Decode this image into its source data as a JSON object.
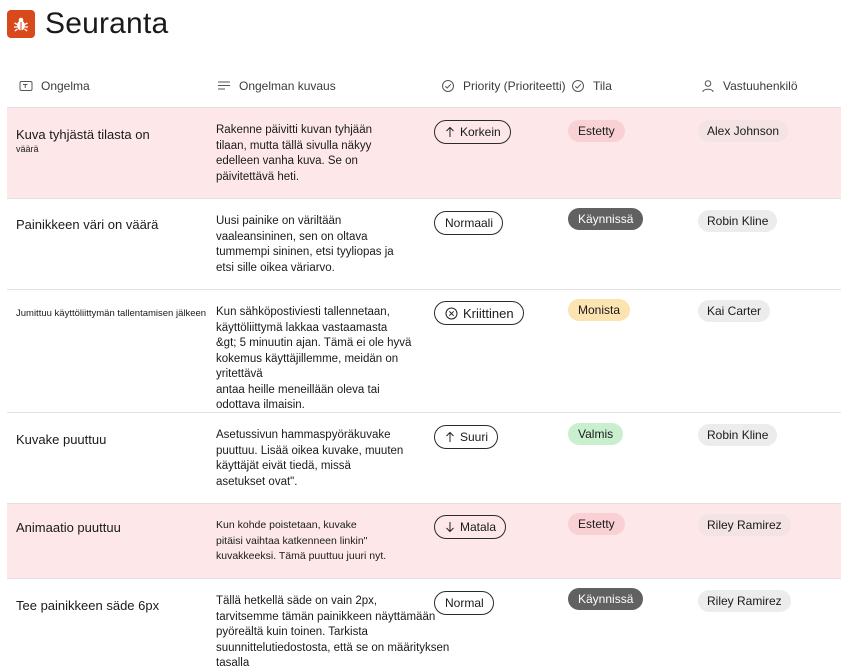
{
  "app": {
    "title": "Seuranta",
    "icon": "bug-icon"
  },
  "colors": {
    "logo": "#d84a1b",
    "blocked_row": "#fde7e9",
    "blocked_badge": "#f9d1d5",
    "in_progress_badge": "#616161",
    "many_badge": "#fbe4b0",
    "done_badge": "#c9efcf"
  },
  "columns": [
    {
      "label": "Ongelma",
      "icon": "title-field-icon"
    },
    {
      "label": "Ongelman kuvaus",
      "icon": "text-lines-icon"
    },
    {
      "label": "Priority (Prioriteetti)",
      "icon": "choice-check-icon"
    },
    {
      "label": "Tila",
      "icon": "choice-check-icon"
    },
    {
      "label": "Vastuuhenkilö",
      "icon": "person-icon"
    }
  ],
  "rows": [
    {
      "title_line1": "Kuva tyhjästä tilasta on",
      "title_line2": "väärä",
      "description": [
        "Rakenne päivitti kuvan tyhjään",
        "tilaan, mutta tällä sivulla näkyy",
        "edelleen vanha kuva. Se on",
        "päivitettävä heti."
      ],
      "priority": "Korkein",
      "priority_icon": "arrow-up-icon",
      "status": "Estetty",
      "assignee": "Alex Johnson"
    },
    {
      "title_line1": "Painikkeen väri on väärä",
      "description": [
        "Uusi painike on väriltään",
        "vaaleansininen, sen on oltava",
        "tummempi sininen, etsi tyyliopas ja",
        "etsi sille oikea väriarvo."
      ],
      "priority": "Normaali",
      "priority_icon": "",
      "status": "Käynnissä",
      "assignee": "Robin Kline"
    },
    {
      "title_line1": "Jumittuu käyttöliittymän tallentamisen jälkeen",
      "description": [
        "Kun sähköpostiviesti tallennetaan,",
        "käyttöliittymä lakkaa vastaamasta",
        "&gt; 5 minuutin ajan. Tämä ei ole hyvä",
        "kokemus käyttäjillemme, meidän on yritettävä",
        "antaa heille meneillään oleva tai",
        "odottava ilmaisin."
      ],
      "priority": "Kriittinen",
      "priority_icon": "circle-x-icon",
      "status": "Monista",
      "assignee": "Kai Carter"
    },
    {
      "title_line1": "Kuvake puuttuu",
      "description": [
        "Asetussivun hammaspyöräkuvake",
        "puuttuu. Lisää oikea kuvake, muuten",
        "käyttäjät eivät tiedä, missä",
        "asetukset ovat\"."
      ],
      "priority": "Suuri",
      "priority_icon": "arrow-up-icon",
      "status": "Valmis",
      "assignee": "Robin Kline"
    },
    {
      "title_line1": "Animaatio puuttuu",
      "description": [
        "Kun kohde poistetaan, kuvake",
        "pitäisi vaihtaa katkenneen linkin\"",
        "kuvakkeeksi. Tämä puuttuu juuri nyt."
      ],
      "priority": "Matala",
      "priority_icon": "arrow-down-icon",
      "status": "Estetty",
      "assignee": "Riley Ramirez"
    },
    {
      "title_line1": "Tee painikkeen säde 6px",
      "description": [
        "Tällä hetkellä säde on vain 2px,",
        "tarvitsemme tämän painikkeen näyttämään",
        "pyöreältä kuin toinen. Tarkista",
        "suunnittelutiedostosta, että se on määrityksen tasalla"
      ],
      "priority": "Normal",
      "priority_icon": "",
      "status": "Käynnissä",
      "assignee": "Riley Ramirez"
    }
  ]
}
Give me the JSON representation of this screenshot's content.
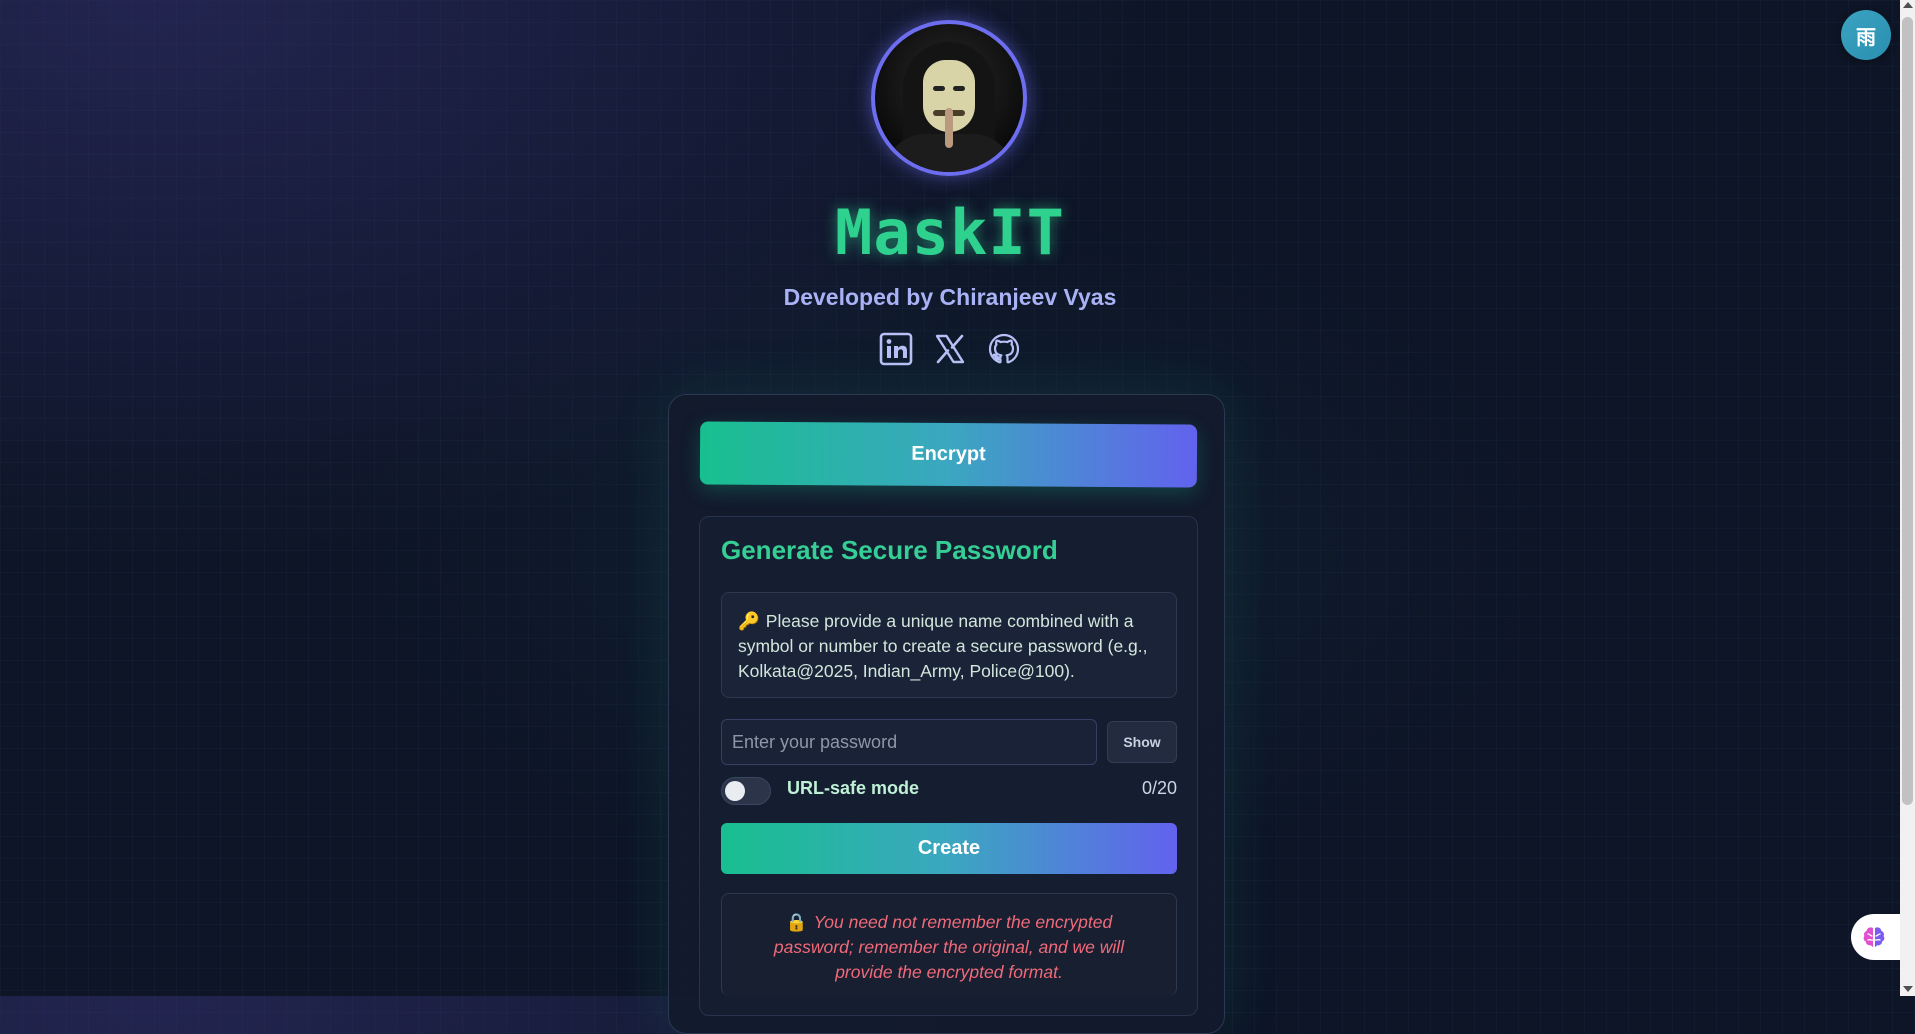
{
  "app": {
    "title": "MaskIT",
    "subtitle": "Developed by Chiranjeev Vyas"
  },
  "socials": [
    {
      "name": "linkedin",
      "icon": "linkedin-icon"
    },
    {
      "name": "x",
      "icon": "x-icon"
    },
    {
      "name": "github",
      "icon": "github-icon"
    }
  ],
  "encrypt_button": "Encrypt",
  "generator": {
    "heading": "Generate Secure Password",
    "info_icon": "key-icon",
    "info_text": "Please provide a unique name combined with a symbol or number to create a secure password (e.g., Kolkata@2025, Indian_Army, Police@100).",
    "password_placeholder": "Enter your password",
    "password_value": "",
    "show_label": "Show",
    "url_safe_label": "URL-safe mode",
    "url_safe_enabled": false,
    "counter": "0/20",
    "create_label": "Create",
    "warning_icon": "lock-icon",
    "warning_text": "You need not remember the encrypted password; remember the original, and we will provide the encrypted format."
  },
  "floating": {
    "translate_label": "雨"
  },
  "colors": {
    "accent_green": "#2fd18f",
    "accent_purple": "#6262ee",
    "subtitle": "#a9b2f5",
    "warning": "#f06a79",
    "background": "#0d1526"
  }
}
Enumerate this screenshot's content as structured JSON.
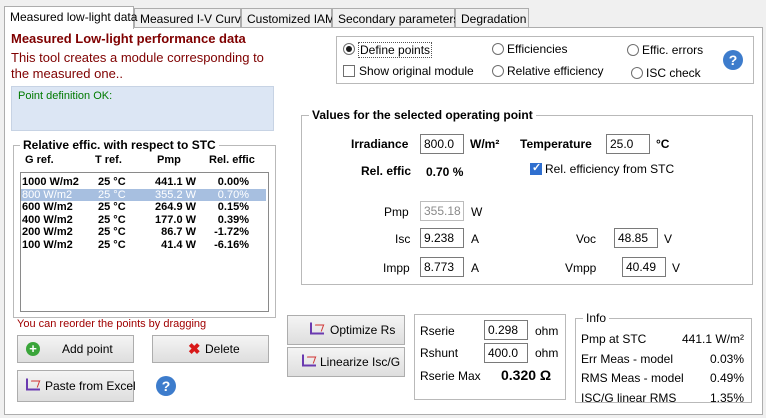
{
  "tabs": [
    "Measured low-light data",
    "Measured I-V Curve",
    "Customized IAM",
    "Secondary parameters",
    "Degradation"
  ],
  "header": {
    "title": "Measured Low-light performance data",
    "description": "This tool creates a module corresponding to the measured one..",
    "status": "Point definition OK:"
  },
  "options": {
    "define_points": "Define points",
    "show_original": "Show original module",
    "efficiencies": "Efficiencies",
    "relative_efficiency": "Relative efficiency",
    "effic_errors": "Effic. errors",
    "isc_check": "ISC check"
  },
  "table": {
    "group_title": "Relative effic. with respect to STC",
    "columns": [
      "G ref.",
      "T ref.",
      "Pmp",
      "Rel. effic"
    ],
    "rows": [
      [
        "1000 W/m2",
        "25 °C",
        "441.1 W",
        "0.00%"
      ],
      [
        "800 W/m2",
        "25 °C",
        "355.2 W",
        "0.70%"
      ],
      [
        "600 W/m2",
        "25 °C",
        "264.9 W",
        "0.15%"
      ],
      [
        "400 W/m2",
        "25 °C",
        "177.0 W",
        "0.39%"
      ],
      [
        "200 W/m2",
        "25 °C",
        "86.7 W",
        "-1.72%"
      ],
      [
        "100 W/m2",
        "25 °C",
        "41.4 W",
        "-6.16%"
      ]
    ],
    "selected_row": 1,
    "reorder_hint": "You can reorder the points by dragging"
  },
  "buttons": {
    "add_point": "Add point",
    "delete": "Delete",
    "paste_excel": "Paste from Excel",
    "optimize_rs": "Optimize Rs",
    "linearize": "Linearize Isc/G"
  },
  "operating_point": {
    "group_title": "Values for the selected operating point",
    "irradiance_label": "Irradiance",
    "irradiance_value": "800.0",
    "irradiance_unit": "W/m²",
    "temperature_label": "Temperature",
    "temperature_value": "25.0",
    "temperature_unit": "°C",
    "rel_effic_label": "Rel. effic",
    "rel_effic_value": "0.70 %",
    "rel_from_stc": "Rel. efficiency from STC",
    "pmp_label": "Pmp",
    "pmp_value": "355.18",
    "pmp_unit": "W",
    "isc_label": "Isc",
    "isc_value": "9.238",
    "isc_unit": "A",
    "impp_label": "Impp",
    "impp_value": "8.773",
    "impp_unit": "A",
    "voc_label": "Voc",
    "voc_value": "48.85",
    "voc_unit": "V",
    "vmpp_label": "Vmpp",
    "vmpp_value": "40.49",
    "vmpp_unit": "V"
  },
  "resist": {
    "rserie_label": "Rserie",
    "rserie_value": "0.298",
    "rserie_unit": "ohm",
    "rshunt_label": "Rshunt",
    "rshunt_value": "400.0",
    "rshunt_unit": "ohm",
    "rseriemax_label": "Rserie Max",
    "rseriemax_value": "0.320 Ω"
  },
  "info": {
    "title": "Info",
    "rows": [
      [
        "Pmp at STC",
        "441.1 W/m²"
      ],
      [
        "Err Meas - model",
        "0.03%"
      ],
      [
        "RMS Meas - model",
        "0.49%"
      ],
      [
        "ISC/G linear RMS",
        "1.35%"
      ]
    ]
  }
}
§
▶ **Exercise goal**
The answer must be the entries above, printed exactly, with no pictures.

▶ **Reply to the exercise**
Decode this image into its source data as a JSON object.
{
  "app": {
    "title": "Seuranta",
    "icon": "bug-icon"
  },
  "colors": {
    "logo": "#d84a1b",
    "blocked_row": "#fde7e9",
    "blocked_badge": "#f9d1d5",
    "in_progress_badge": "#616161",
    "many_badge": "#fbe4b0",
    "done_badge": "#c9efcf"
  },
  "columns": [
    {
      "label": "Ongelma",
      "icon": "title-field-icon"
    },
    {
      "label": "Ongelman kuvaus",
      "icon": "text-lines-icon"
    },
    {
      "label": "Priority (Prioriteetti)",
      "icon": "choice-check-icon"
    },
    {
      "label": "Tila",
      "icon": "choice-check-icon"
    },
    {
      "label": "Vastuuhenkilö",
      "icon": "person-icon"
    }
  ],
  "rows": [
    {
      "title_line1": "Kuva tyhjästä tilasta on",
      "title_line2": "väärä",
      "description": [
        "Rakenne päivitti kuvan tyhjään",
        "tilaan, mutta tällä sivulla näkyy",
        "edelleen vanha kuva. Se on",
        "päivitettävä heti."
      ],
      "priority": "Korkein",
      "priority_icon": "arrow-up-icon",
      "status": "Estetty",
      "assignee": "Alex Johnson"
    },
    {
      "title_line1": "Painikkeen väri on väärä",
      "description": [
        "Uusi painike on väriltään",
        "vaaleansininen, sen on oltava",
        "tummempi sininen, etsi tyyliopas ja",
        "etsi sille oikea väriarvo."
      ],
      "priority": "Normaali",
      "priority_icon": "",
      "status": "Käynnissä",
      "assignee": "Robin Kline"
    },
    {
      "title_line1": "Jumittuu käyttöliittymän tallentamisen jälkeen",
      "description": [
        "Kun sähköpostiviesti tallennetaan,",
        "käyttöliittymä lakkaa vastaamasta",
        "&gt; 5 minuutin ajan. Tämä ei ole hyvä",
        "kokemus käyttäjillemme, meidän on yritettävä",
        "antaa heille meneillään oleva tai",
        "odottava ilmaisin."
      ],
      "priority": "Kriittinen",
      "priority_icon": "circle-x-icon",
      "status": "Monista",
      "assignee": "Kai Carter"
    },
    {
      "title_line1": "Kuvake puuttuu",
      "description": [
        "Asetussivun hammaspyöräkuvake",
        "puuttuu. Lisää oikea kuvake, muuten",
        "käyttäjät eivät tiedä, missä",
        "asetukset ovat\"."
      ],
      "priority": "Suuri",
      "priority_icon": "arrow-up-icon",
      "status": "Valmis",
      "assignee": "Robin Kline"
    },
    {
      "title_line1": "Animaatio puuttuu",
      "description": [
        "Kun kohde poistetaan, kuvake",
        "pitäisi vaihtaa katkenneen linkin\"",
        "kuvakkeeksi. Tämä puuttuu juuri nyt."
      ],
      "priority": "Matala",
      "priority_icon": "arrow-down-icon",
      "status": "Estetty",
      "assignee": "Riley Ramirez"
    },
    {
      "title_line1": "Tee painikkeen säde 6px",
      "description": [
        "Tällä hetkellä säde on vain 2px,",
        "tarvitsemme tämän painikkeen näyttämään",
        "pyöreältä kuin toinen. Tarkista",
        "suunnittelutiedostosta, että se on määrityksen tasalla"
      ],
      "priority": "Normal",
      "priority_icon": "",
      "status": "Käynnissä",
      "assignee": "Riley Ramirez"
    }
  ]
}
Give me the JSON representation of this screenshot's content.
{
  "app": {
    "title": "MaskIT",
    "subtitle": "Developed by Chiranjeev Vyas"
  },
  "socials": [
    {
      "name": "linkedin",
      "icon": "linkedin-icon"
    },
    {
      "name": "x",
      "icon": "x-icon"
    },
    {
      "name": "github",
      "icon": "github-icon"
    }
  ],
  "encrypt_button": "Encrypt",
  "generator": {
    "heading": "Generate Secure Password",
    "info_icon": "key-icon",
    "info_text": "Please provide a unique name combined with a symbol or number to create a secure password (e.g., Kolkata@2025, Indian_Army, Police@100).",
    "password_placeholder": "Enter your password",
    "password_value": "",
    "show_label": "Show",
    "url_safe_label": "URL-safe mode",
    "url_safe_enabled": false,
    "counter": "0/20",
    "create_label": "Create",
    "warning_icon": "lock-icon",
    "warning_text": "You need not remember the encrypted password; remember the original, and we will provide the encrypted format."
  },
  "floating": {
    "translate_label": "雨"
  },
  "colors": {
    "accent_green": "#2fd18f",
    "accent_purple": "#6262ee",
    "subtitle": "#a9b2f5",
    "warning": "#f06a79",
    "background": "#0d1526"
  }
}
Enumerate this screenshot's content as structured JSON.
{
  "tabs": [
    "Measured low-light data",
    "Measured I-V Curve",
    "Customized IAM",
    "Secondary parameters",
    "Degradation"
  ],
  "header": {
    "title": "Measured Low-light performance data",
    "description": "This tool creates a module corresponding to the measured one..",
    "status": "Point definition OK:"
  },
  "options": {
    "define_points": "Define points",
    "show_original": "Show original module",
    "efficiencies": "Efficiencies",
    "relative_efficiency": "Relative efficiency",
    "effic_errors": "Effic. errors",
    "isc_check": "ISC check"
  },
  "table": {
    "group_title": "Relative effic. with respect to STC",
    "columns": [
      "G ref.",
      "T ref.",
      "Pmp",
      "Rel. effic"
    ],
    "rows": [
      [
        "1000 W/m2",
        "25 °C",
        "441.1 W",
        "0.00%"
      ],
      [
        "800 W/m2",
        "25 °C",
        "355.2 W",
        "0.70%"
      ],
      [
        "600 W/m2",
        "25 °C",
        "264.9 W",
        "0.15%"
      ],
      [
        "400 W/m2",
        "25 °C",
        "177.0 W",
        "0.39%"
      ],
      [
        "200 W/m2",
        "25 °C",
        "86.7 W",
        "-1.72%"
      ],
      [
        "100 W/m2",
        "25 °C",
        "41.4 W",
        "-6.16%"
      ]
    ],
    "selected_row": 1,
    "reorder_hint": "You can reorder the points by dragging"
  },
  "buttons": {
    "add_point": "Add point",
    "delete": "Delete",
    "paste_excel": "Paste from Excel",
    "optimize_rs": "Optimize Rs",
    "linearize": "Linearize Isc/G"
  },
  "operating_point": {
    "group_title": "Values for the selected operating point",
    "irradiance_label": "Irradiance",
    "irradiance_value": "800.0",
    "irradiance_unit": "W/m²",
    "temperature_label": "Temperature",
    "temperature_value": "25.0",
    "temperature_unit": "°C",
    "rel_effic_label": "Rel. effic",
    "rel_effic_value": "0.70 %",
    "rel_from_stc": "Rel. efficiency from STC",
    "pmp_label": "Pmp",
    "pmp_value": "355.18",
    "pmp_unit": "W",
    "isc_label": "Isc",
    "isc_value": "9.238",
    "isc_unit": "A",
    "impp_label": "Impp",
    "impp_value": "8.773",
    "impp_unit": "A",
    "voc_label": "Voc",
    "voc_value": "48.85",
    "voc_unit": "V",
    "vmpp_label": "Vmpp",
    "vmpp_value": "40.49",
    "vmpp_unit": "V"
  },
  "resist": {
    "rserie_label": "Rserie",
    "rserie_value": "0.298",
    "rserie_unit": "ohm",
    "rshunt_label": "Rshunt",
    "rshunt_value": "400.0",
    "rshunt_unit": "ohm",
    "rseriemax_label": "Rserie Max",
    "rseriemax_value": "0.320 Ω"
  },
  "info": {
    "title": "Info",
    "rows": [
      [
        "Pmp at STC",
        "441.1 W/m²"
      ],
      [
        "Err Meas - model",
        "0.03%"
      ],
      [
        "RMS Meas - model",
        "0.49%"
      ],
      [
        "ISC/G linear RMS",
        "1.35%"
      ]
    ]
  }
}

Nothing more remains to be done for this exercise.